BECi Participates in Weather-Ready Nation Program
If you ever spot Roger Erickson at a dinner party and need to make small talk, don’t mention the weather. You’ll probably get more information than you bargained for and your meal just might get cold.
Erickson is the outreach coordinator at the National Weather Service facility in Lake Charles. His job is to educate the public about meteorology while encouraging citizens to pay closer attention to the dangers posed by extreme weather conditions.
At his post since 1995, Erickson says it doesn’t take much prompting to get people talking about the weather. “It’s a great ice-breaker, and they’re intrigued by it because it’s changing all the time,” he said. “Everybody wants to know what the weather is going to be like before they step outside the door every morning. They want to know if there are any threats out there and what the potential impact of the weather is going to be.”
The regional NWS facility covers 16 parishes in southwest Louisiana and six counties in Texas. Staff members monitor atmospheric conditions from their computer stations around the clock and conduct regular conference calls with local, state and federal officials.
The facility’s primary mission is to keep citizens informed and prepared to respond to weather-related threats such as flooding, lightning and high winds. When storm clouds gather, Erickson and the NWS team kick into action to broadcast the necessary alerts, watches and warnings so that the public can respond accordingly. Another goal is to gather, catalog and analyze information to improve the forecasting process. Nearing the 10-year anniversary of Hurricane Ike, Erickson pinpoints that event as a prime learning experience.
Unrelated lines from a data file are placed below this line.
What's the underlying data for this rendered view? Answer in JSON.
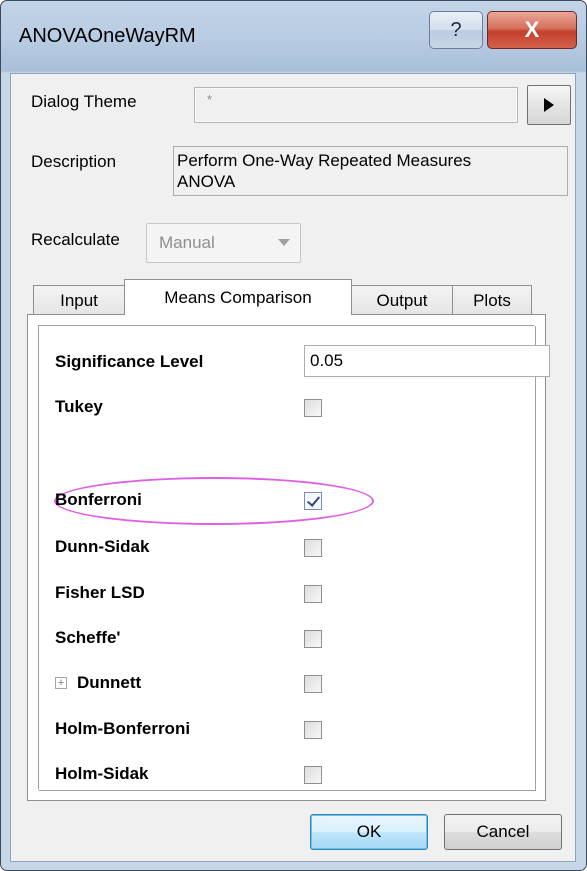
{
  "window": {
    "title": "ANOVAOneWayRM",
    "help_glyph": "?",
    "close_glyph": "X"
  },
  "dialog_theme": {
    "label": "Dialog Theme",
    "value": "*"
  },
  "description": {
    "label": "Description",
    "text_line1": "Perform One-Way Repeated Measures",
    "text_line2": "ANOVA"
  },
  "recalculate": {
    "label": "Recalculate",
    "value": "Manual"
  },
  "tabs": [
    {
      "label": "Input",
      "active": false
    },
    {
      "label": "Means Comparison",
      "active": true
    },
    {
      "label": "Output",
      "active": false
    },
    {
      "label": "Plots",
      "active": false
    }
  ],
  "means_comparison": {
    "significance_level_label": "Significance Level",
    "significance_level_value": "0.05",
    "options": [
      {
        "label": "Tukey",
        "checked": false
      },
      {
        "label": "Bonferroni",
        "checked": true
      },
      {
        "label": "Dunn-Sidak",
        "checked": false
      },
      {
        "label": "Fisher LSD",
        "checked": false
      },
      {
        "label": "Scheffe'",
        "checked": false
      },
      {
        "label": "Dunnett",
        "checked": false,
        "expandable": true
      },
      {
        "label": "Holm-Bonferroni",
        "checked": false
      },
      {
        "label": "Holm-Sidak",
        "checked": false
      }
    ]
  },
  "buttons": {
    "ok": "OK",
    "cancel": "Cancel"
  },
  "colors": {
    "highlight_ellipse": "#e05ee3",
    "close_button": "#c2402a"
  }
}
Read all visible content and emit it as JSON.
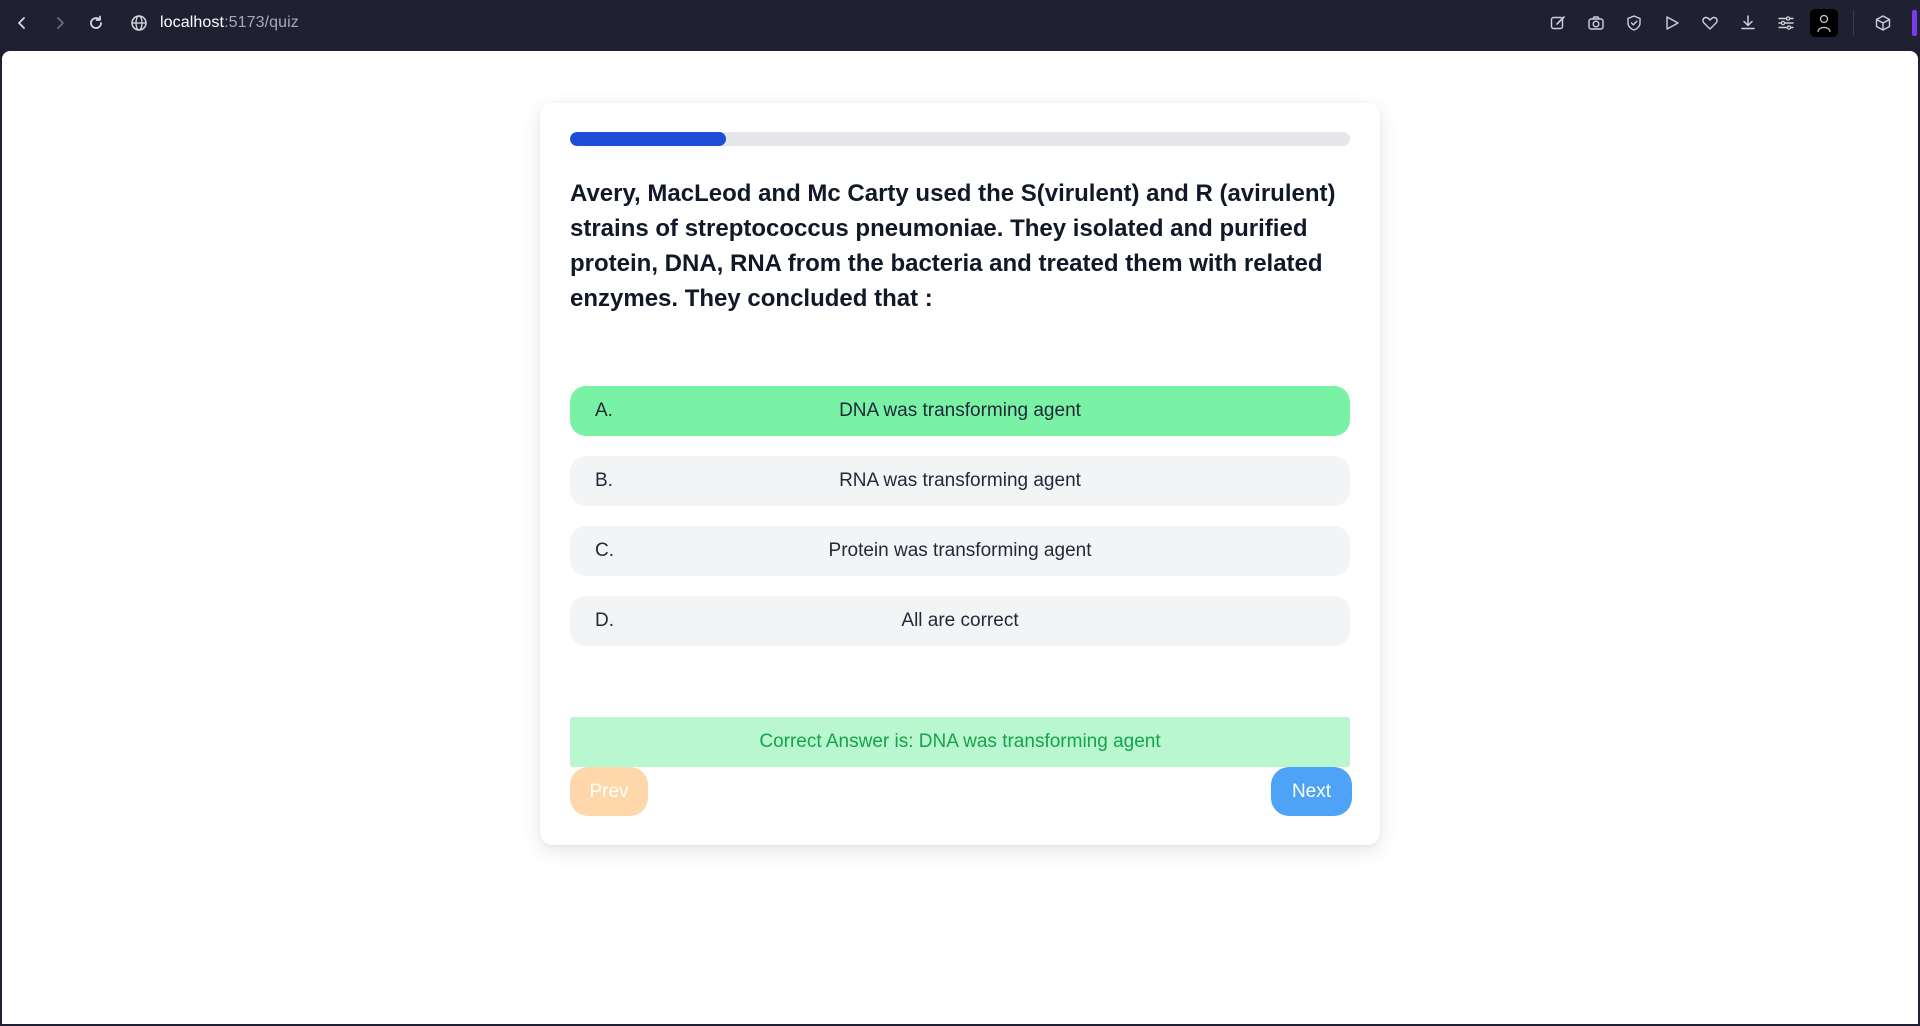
{
  "browser": {
    "url_host": "localhost",
    "url_path": ":5173/quiz"
  },
  "quiz": {
    "progress_fraction": 0.2,
    "question": "Avery, MacLeod and Mc Carty used the S(virulent) and R (avirulent) strains of streptococcus pneumoniae. They isolated and purified protein, DNA, RNA from the bacteria and treated them with related enzymes. They concluded that :",
    "options": [
      {
        "letter": "A.",
        "text": "DNA was transforming agent",
        "state": "correct"
      },
      {
        "letter": "B.",
        "text": "RNA was transforming agent",
        "state": "neutral"
      },
      {
        "letter": "C.",
        "text": "Protein was transforming agent",
        "state": "neutral"
      },
      {
        "letter": "D.",
        "text": "All are correct",
        "state": "neutral"
      }
    ],
    "answer_text": "Correct Answer is: DNA was transforming agent",
    "prev_label": "Prev",
    "next_label": "Next"
  },
  "colors": {
    "progress": "#1d4ed8",
    "correct_option": "#79f2a6",
    "answer_bg": "#b8f7cf",
    "answer_text": "#16a34a",
    "prev_btn": "#fed7aa",
    "next_btn": "#4ea3f7"
  }
}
Before Ike, forecasters typically linked storm surge predictions to the category level of hurricanes and their wind speeds. That changed after Ike came ashore as a Category 2 but delivered a storm surge normally associated with a Category 4. The result was a public that was unprepared for the extensive damage that occurred. “Ike was a game changer. We came to realize a Cat 2 can give you a storm surge anywhere from 5 to 15 feet. Now we issue a separate storm surge warning formula based on other factors and metrics beyond wind speed. We look at the forward motion of the storm, the radii of
Midway through the 2017 Hurricane Season, Erickson said part of his job is to make sure citizens don’t fall into a sense of complacency. He notes that forecasters have altered their prediction for the season to include a higher number of named storms.
“We find interest wanes when we go through a few seasons with no major storms making landfall in our area. It’s human nature to put it on the back burner,” he said. In order to raise and maintain public awareness, the NWS has initiated the Weather-Ready Nation (WRN) ambassador program. Individuals, schools, clubs and other organizations can apply to join the program designed to keep citizens aware of the changing atmospheric conditions and potential threats.
“Of course, we’re always watching the weather and we maintain a state of emergency preparedness yeararound,” Tilley said. “But this program helps us stay even more alert, vigilant and ready to respond to any impending threats to the structural integrity of our power delivery system that spans 5,000 miles over seven parishes.”
“We’re proud to have BECi as part of this program,” Erickson said. “Our ambassadors are leaders in the community that we encourage to inspire others to be better informed, make better decisions, and be prepared.”